COVID-19 entry restrictions for the Solomon Islands
Before you travel, check the ‘Entry requirements’ section for the Solomon Islands’ current entry restrictions and requirements. These may change with little warning. Monitor this advice for the latest updates and stay in contact with your travel provider.
Returning to the UK
Travelling from and returning to the UK
Check what you must do to travel abroad and return to England, Scotland, Wales or Northern Ireland.
If you plan to pass through another country to return to the UK, check the travel advice for the country you’re transiting.
Honiara remains tense but calm following violent demonstrations in November 2021. The Royal Solomon Islands Police Force, with the support of regional security personnel are maintaining order. See Safety and security.
More generally, the Royal Solomon Islands Police Force has limited resources and response times to calls for help can be slow. There have been reports of robberies involving violence, handbag snatching, pick-pocketing, distraction thefts and harassment, particularly around the central market in Honiara. See Crime
During the COVID-19 pandemic, it is more important than ever to get travel insurance and check it provides sufficient cover. See the FCDO’s guidance on foreign travel insurance.
For information about COVID-19 vaccines, see the Coronavirus page.
Mosquito-borne diseases such as malaria and dengue fever are wide-spread across Solomon Islands.
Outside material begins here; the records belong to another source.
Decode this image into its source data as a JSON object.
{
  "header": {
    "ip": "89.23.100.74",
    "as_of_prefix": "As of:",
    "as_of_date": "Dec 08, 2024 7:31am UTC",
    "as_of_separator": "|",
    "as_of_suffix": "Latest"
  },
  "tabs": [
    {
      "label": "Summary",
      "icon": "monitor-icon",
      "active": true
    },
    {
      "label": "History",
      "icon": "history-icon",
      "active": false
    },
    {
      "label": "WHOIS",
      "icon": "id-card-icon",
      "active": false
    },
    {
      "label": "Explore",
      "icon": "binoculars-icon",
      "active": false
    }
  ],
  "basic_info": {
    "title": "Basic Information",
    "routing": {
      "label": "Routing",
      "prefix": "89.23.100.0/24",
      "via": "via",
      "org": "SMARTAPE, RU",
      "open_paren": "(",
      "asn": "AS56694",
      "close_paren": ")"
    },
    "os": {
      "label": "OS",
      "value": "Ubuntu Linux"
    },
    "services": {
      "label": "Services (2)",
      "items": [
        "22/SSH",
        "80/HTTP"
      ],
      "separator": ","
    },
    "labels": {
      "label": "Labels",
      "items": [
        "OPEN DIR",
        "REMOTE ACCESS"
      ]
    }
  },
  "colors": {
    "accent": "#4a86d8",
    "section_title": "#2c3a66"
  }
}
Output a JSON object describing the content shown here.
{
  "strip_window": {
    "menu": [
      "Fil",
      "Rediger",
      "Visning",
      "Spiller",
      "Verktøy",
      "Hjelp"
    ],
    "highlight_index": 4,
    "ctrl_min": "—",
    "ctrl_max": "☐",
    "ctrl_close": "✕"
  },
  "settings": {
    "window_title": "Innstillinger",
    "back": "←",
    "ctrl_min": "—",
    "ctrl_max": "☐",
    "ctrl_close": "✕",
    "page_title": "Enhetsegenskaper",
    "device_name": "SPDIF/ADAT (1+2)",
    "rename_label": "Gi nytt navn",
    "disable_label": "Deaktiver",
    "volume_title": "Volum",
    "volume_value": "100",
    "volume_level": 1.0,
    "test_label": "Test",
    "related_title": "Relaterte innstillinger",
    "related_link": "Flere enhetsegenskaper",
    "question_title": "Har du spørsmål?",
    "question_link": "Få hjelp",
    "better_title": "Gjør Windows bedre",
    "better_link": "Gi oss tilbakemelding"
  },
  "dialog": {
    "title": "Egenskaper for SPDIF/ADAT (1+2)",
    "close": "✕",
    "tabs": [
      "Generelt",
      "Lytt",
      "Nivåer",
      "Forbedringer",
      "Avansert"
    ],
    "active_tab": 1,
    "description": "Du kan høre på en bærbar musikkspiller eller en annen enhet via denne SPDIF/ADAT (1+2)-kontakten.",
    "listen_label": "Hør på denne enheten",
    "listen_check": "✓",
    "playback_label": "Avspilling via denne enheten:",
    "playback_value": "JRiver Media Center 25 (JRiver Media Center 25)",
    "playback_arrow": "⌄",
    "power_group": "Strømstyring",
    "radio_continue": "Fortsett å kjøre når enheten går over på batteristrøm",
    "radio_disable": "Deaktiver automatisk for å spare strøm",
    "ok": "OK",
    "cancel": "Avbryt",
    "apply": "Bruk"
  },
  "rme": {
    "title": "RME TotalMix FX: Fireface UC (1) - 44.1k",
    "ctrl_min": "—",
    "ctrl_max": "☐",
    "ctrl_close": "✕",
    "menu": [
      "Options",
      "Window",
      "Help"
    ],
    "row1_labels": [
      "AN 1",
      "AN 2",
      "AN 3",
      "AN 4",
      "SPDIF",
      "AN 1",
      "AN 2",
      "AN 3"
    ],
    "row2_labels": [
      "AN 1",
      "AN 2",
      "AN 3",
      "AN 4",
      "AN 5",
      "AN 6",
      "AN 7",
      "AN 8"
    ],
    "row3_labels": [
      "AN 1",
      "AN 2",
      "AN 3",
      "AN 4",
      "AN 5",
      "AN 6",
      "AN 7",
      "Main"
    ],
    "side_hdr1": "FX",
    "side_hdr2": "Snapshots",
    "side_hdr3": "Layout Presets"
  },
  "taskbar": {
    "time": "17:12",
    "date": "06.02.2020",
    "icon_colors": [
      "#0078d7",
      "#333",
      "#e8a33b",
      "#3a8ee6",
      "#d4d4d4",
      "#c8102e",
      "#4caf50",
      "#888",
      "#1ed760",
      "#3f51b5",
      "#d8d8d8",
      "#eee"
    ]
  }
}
You should follow the advice of local authorities, the National Travel Health Network and Centre, and avoid being bitten by mosquitoes.
UK health authorities have classified Solomon Islands as having a risk of Zika virus transmission. For information and advice about the risks associated with Zika virus, visit the National Travel Health Network and Centre website.
Earthquakes are common in Solomon Islands. To learn more about what to do before, during and after an earthquake, see the New Zealand government’s GetReadyGetThru website. If a major earthquake or landslide occurs close to shore, you should follow the instructions of local authorities, bearing in mind that a tsunami could arrive within minutes.
The tropical cyclone season normally runs from November to May. You should monitor local and international weather updates and follow the advice of the local authorities. See Natural disasters
Fresh and salt water crocodiles and sharks are common. Large crocodiles have been seen offshore at beaches near Honiara. See Dangerous wildlife
Although there’s no recent history of terrorism in the Solomon Islands, attacks can’t be ruled out. See Terrorism
Medical facilities are very basic throughout Solomon Islands, including in Honiara. Contact local health providers for further advice. See Health
If you’re abroad and you need emergency help from the UK government, contact the nearest British embassy, consulate or high commission.